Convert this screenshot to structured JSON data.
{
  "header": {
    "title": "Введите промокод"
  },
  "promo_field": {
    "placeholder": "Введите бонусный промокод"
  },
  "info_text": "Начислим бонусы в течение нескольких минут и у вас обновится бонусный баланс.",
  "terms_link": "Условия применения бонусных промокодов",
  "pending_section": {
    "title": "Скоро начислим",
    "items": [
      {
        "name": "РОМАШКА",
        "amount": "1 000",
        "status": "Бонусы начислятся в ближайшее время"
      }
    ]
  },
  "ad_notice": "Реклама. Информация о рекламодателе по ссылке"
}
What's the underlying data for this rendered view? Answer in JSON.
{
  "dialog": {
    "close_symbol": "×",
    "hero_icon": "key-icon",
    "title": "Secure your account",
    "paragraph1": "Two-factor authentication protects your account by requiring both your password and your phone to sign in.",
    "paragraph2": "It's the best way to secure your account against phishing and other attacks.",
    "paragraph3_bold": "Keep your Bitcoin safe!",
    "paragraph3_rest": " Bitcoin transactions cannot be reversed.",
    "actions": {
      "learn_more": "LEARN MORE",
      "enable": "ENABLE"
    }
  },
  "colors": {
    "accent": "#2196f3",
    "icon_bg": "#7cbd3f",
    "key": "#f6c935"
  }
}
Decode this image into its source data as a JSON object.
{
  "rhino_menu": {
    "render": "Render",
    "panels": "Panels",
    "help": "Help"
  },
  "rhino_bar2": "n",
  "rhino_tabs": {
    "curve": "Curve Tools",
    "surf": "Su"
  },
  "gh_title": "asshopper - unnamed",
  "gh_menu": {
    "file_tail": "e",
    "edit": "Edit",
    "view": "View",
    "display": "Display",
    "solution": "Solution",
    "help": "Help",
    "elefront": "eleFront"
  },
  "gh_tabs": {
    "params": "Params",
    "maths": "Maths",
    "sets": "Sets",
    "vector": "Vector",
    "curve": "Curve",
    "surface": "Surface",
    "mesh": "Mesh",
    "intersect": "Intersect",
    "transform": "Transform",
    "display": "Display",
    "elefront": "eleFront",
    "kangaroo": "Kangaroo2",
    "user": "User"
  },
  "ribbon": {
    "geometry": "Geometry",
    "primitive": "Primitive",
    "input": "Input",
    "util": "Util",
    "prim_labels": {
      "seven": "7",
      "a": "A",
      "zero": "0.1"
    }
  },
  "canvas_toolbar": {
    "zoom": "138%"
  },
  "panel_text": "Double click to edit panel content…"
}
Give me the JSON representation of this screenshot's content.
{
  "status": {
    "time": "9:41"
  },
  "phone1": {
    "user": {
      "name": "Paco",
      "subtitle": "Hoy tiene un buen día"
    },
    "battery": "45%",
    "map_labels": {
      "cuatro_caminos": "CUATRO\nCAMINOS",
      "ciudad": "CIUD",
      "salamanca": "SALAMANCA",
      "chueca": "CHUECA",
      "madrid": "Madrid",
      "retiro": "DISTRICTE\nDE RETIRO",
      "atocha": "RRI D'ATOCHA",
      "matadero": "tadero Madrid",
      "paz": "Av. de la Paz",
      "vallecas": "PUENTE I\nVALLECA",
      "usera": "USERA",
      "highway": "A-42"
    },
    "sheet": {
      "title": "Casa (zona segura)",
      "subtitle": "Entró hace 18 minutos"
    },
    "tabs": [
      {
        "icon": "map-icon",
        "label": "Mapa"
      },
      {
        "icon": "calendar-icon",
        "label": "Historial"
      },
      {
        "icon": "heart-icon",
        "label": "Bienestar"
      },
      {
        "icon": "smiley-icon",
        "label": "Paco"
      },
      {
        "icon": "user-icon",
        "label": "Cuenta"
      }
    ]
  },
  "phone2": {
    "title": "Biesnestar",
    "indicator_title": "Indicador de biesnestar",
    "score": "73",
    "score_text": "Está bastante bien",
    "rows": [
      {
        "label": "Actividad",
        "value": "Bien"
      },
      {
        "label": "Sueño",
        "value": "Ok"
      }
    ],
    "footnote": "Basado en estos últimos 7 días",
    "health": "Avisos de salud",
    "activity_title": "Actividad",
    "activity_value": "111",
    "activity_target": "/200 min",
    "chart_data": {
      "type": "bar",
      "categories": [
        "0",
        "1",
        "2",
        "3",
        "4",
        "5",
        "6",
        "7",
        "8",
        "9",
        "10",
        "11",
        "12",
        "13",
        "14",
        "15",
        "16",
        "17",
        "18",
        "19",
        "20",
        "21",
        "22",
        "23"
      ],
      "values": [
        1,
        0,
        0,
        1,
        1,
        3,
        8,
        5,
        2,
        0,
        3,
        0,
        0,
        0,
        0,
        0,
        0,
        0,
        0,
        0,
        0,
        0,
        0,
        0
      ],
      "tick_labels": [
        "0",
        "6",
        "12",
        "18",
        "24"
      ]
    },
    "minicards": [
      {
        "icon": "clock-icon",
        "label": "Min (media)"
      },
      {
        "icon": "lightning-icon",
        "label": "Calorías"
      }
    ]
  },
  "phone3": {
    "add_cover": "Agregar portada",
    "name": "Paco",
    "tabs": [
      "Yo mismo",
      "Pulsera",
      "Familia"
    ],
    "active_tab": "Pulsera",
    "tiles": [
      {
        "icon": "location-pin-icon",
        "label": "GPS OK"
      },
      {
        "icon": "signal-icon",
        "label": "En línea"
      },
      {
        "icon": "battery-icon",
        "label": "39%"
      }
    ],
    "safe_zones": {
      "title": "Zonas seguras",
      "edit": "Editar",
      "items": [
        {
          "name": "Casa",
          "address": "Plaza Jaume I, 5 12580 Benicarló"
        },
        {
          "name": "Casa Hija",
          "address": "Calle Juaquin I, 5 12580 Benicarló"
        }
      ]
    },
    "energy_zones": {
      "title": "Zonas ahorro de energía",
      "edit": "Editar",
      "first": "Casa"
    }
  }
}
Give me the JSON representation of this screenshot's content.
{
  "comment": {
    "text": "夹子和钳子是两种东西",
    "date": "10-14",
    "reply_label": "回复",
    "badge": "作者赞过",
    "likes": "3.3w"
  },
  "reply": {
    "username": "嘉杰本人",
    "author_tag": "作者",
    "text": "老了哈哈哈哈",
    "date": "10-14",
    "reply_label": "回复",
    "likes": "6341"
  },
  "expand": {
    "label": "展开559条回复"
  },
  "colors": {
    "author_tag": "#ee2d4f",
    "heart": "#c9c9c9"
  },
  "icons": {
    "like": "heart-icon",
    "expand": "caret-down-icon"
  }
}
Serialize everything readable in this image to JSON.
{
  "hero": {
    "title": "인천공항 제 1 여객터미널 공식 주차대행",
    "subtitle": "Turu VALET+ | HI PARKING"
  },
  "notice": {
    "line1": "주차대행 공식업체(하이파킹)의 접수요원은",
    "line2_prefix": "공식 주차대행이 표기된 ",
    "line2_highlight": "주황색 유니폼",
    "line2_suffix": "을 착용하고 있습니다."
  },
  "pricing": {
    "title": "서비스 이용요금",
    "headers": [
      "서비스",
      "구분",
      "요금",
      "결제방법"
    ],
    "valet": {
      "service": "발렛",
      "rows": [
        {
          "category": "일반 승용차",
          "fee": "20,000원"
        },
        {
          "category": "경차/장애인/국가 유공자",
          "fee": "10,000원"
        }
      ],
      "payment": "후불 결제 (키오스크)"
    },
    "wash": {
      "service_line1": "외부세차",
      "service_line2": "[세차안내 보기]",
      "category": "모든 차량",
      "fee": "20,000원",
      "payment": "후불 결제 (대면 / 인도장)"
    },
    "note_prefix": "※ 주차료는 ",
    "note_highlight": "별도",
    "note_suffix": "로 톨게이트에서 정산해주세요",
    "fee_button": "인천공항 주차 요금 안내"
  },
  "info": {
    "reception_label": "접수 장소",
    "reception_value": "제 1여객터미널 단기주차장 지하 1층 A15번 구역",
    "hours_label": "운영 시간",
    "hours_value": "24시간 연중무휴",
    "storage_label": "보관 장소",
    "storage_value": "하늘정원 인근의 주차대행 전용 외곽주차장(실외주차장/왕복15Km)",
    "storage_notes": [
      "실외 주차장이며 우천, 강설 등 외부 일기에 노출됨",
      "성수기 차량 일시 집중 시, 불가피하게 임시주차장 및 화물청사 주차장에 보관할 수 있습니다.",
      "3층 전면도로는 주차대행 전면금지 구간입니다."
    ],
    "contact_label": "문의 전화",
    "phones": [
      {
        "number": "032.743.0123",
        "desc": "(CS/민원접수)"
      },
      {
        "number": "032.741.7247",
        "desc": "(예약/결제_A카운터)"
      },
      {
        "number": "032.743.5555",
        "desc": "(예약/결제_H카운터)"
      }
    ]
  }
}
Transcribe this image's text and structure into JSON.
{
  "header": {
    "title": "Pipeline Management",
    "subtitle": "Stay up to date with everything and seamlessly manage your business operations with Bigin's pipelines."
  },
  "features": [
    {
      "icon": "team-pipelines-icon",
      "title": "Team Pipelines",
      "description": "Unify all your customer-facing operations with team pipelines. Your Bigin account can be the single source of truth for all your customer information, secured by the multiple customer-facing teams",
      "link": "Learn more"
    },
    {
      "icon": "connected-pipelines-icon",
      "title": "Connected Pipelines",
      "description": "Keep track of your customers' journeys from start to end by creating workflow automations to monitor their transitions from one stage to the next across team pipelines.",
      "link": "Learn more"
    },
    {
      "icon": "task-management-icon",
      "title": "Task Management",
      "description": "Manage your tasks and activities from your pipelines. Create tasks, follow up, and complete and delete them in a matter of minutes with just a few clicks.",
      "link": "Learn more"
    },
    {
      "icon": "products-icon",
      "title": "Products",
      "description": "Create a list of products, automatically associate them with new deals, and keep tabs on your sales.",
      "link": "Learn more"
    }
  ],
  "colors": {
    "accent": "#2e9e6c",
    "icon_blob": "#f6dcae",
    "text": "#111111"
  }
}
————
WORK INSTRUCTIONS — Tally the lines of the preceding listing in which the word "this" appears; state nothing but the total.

ANSWER FOR THE TASK — 7